◆ **THE PROBLEM**
Reproduce each of the following records without any deviation.

Excerpts from an interface dataset
#####

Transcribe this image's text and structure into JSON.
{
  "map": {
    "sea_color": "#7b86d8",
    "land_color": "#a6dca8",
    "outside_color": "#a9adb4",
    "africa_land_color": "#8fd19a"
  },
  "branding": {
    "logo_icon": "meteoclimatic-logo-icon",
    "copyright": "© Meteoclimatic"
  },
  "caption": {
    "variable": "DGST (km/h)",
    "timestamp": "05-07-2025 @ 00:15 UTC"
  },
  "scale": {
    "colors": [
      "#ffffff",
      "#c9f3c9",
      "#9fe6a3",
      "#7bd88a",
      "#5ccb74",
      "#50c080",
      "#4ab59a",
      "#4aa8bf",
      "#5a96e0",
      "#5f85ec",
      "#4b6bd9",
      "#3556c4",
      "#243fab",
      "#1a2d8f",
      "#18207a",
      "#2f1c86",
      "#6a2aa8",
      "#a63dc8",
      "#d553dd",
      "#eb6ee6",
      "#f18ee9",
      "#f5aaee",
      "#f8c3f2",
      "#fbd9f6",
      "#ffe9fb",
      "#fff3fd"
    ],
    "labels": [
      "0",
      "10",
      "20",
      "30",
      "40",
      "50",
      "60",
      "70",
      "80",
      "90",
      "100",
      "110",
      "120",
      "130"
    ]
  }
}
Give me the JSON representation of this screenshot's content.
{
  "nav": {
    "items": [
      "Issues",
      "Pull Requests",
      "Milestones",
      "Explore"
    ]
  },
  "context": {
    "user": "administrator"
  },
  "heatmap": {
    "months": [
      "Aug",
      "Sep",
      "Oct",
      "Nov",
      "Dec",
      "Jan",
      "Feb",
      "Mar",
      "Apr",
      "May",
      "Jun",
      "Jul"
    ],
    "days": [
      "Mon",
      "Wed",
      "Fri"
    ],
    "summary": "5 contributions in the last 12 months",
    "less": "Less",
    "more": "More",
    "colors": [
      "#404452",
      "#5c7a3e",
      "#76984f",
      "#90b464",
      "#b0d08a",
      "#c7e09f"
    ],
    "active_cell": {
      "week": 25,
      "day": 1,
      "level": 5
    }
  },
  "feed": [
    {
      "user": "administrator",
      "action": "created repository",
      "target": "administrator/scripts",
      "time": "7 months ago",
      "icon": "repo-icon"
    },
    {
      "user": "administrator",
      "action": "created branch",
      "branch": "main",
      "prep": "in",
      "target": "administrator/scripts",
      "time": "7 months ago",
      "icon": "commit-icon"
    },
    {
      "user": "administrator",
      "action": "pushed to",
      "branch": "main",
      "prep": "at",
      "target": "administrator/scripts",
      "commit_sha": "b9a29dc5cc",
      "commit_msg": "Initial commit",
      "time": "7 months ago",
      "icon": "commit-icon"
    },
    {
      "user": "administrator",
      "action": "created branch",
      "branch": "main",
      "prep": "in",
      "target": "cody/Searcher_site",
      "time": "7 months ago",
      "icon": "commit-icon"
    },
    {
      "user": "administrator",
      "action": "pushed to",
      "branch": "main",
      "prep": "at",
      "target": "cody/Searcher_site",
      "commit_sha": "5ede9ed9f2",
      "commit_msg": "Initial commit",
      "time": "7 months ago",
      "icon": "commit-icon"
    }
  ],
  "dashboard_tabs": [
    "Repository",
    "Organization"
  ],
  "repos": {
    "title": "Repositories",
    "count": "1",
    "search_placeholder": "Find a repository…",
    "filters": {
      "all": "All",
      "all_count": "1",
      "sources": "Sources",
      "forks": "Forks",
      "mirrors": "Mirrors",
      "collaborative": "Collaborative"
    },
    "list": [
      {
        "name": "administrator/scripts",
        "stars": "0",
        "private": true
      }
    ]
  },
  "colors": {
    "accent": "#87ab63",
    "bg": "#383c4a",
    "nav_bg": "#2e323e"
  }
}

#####

◆ **TASK RESPONSE**
Transcribe this image's text and structure into JSON.
{
  "map": {
    "sea_color": "#7b86d8",
    "land_color": "#a6dca8",
    "outside_color": "#a9adb4",
    "africa_land_color": "#8fd19a"
  },
  "branding": {
    "logo_icon": "meteoclimatic-logo-icon",
    "copyright": "© Meteoclimatic"
  },
  "caption": {
    "variable": "DGST (km/h)",
    "timestamp": "05-07-2025 @ 00:15 UTC"
  },
  "scale": {
    "colors": [
      "#ffffff",
      "#c9f3c9",
      "#9fe6a3",
      "#7bd88a",
      "#5ccb74",
      "#50c080",
      "#4ab59a",
      "#4aa8bf",
      "#5a96e0",
      "#5f85ec",
      "#4b6bd9",
      "#3556c4",
      "#243fab",
      "#1a2d8f",
      "#18207a",
      "#2f1c86",
      "#6a2aa8",
      "#a63dc8",
      "#d553dd",
      "#eb6ee6",
      "#f18ee9",
      "#f5aaee",
      "#f8c3f2",
      "#fbd9f6",
      "#ffe9fb",
      "#fff3fd"
    ],
    "labels": [
      "0",
      "10",
      "20",
      "30",
      "40",
      "50",
      "60",
      "70",
      "80",
      "90",
      "100",
      "110",
      "120",
      "130"
    ]
  }
}
Give me the JSON representation of this screenshot's content.
{
  "nav": {
    "items": [
      "Issues",
      "Pull Requests",
      "Milestones",
      "Explore"
    ]
  },
  "context": {
    "user": "administrator"
  },
  "heatmap": {
    "months": [
      "Aug",
      "Sep",
      "Oct",
      "Nov",
      "Dec",
      "Jan",
      "Feb",
      "Mar",
      "Apr",
      "May",
      "Jun",
      "Jul"
    ],
    "days": [
      "Mon",
      "Wed",
      "Fri"
    ],
    "summary": "5 contributions in the last 12 months",
    "less": "Less",
    "more": "More",
    "colors": [
      "#404452",
      "#5c7a3e",
      "#76984f",
      "#90b464",
      "#b0d08a",
      "#c7e09f"
    ],
    "active_cell": {
      "week": 25,
      "day": 1,
      "level": 5
    }
  },
  "feed": [
    {
      "user": "administrator",
      "action": "created repository",
      "target": "administrator/scripts",
      "time": "7 months ago",
      "icon": "repo-icon"
    },
    {
      "user": "administrator",
      "action": "created branch",
      "branch": "main",
      "prep": "in",
      "target": "administrator/scripts",
      "time": "7 months ago",
      "icon": "commit-icon"
    },
    {
      "user": "administrator",
      "action": "pushed to",
      "branch": "main",
      "prep": "at",
      "target": "administrator/scripts",
      "commit_sha": "b9a29dc5cc",
      "commit_msg": "Initial commit",
      "time": "7 months ago",
      "icon": "commit-icon"
    },
    {
      "user": "administrator",
      "action": "created branch",
      "branch": "main",
      "prep": "in",
      "target": "cody/Searcher_site",
      "time": "7 months ago",
      "icon": "commit-icon"
    },
    {
      "user": "administrator",
      "action": "pushed to",
      "branch": "main",
      "prep": "at",
      "target": "cody/Searcher_site",
      "commit_sha": "5ede9ed9f2",
      "commit_msg": "Initial commit",
      "time": "7 months ago",
      "icon": "commit-icon"
    }
  ],
  "dashboard_tabs": [
    "Repository",
    "Organization"
  ],
  "repos": {
    "title": "Repositories",
    "count": "1",
    "search_placeholder": "Find a repository…",
    "filters": {
      "all": "All",
      "all_count": "1",
      "sources": "Sources",
      "forks": "Forks",
      "mirrors": "Mirrors",
      "collaborative": "Collaborative"
    },
    "list": [
      {
        "name": "administrator/scripts",
        "stars": "0",
        "private": true
      }
    ]
  },
  "colors": {
    "accent": "#87ab63",
    "bg": "#383c4a",
    "nav_bg": "#2e323e"
  }
}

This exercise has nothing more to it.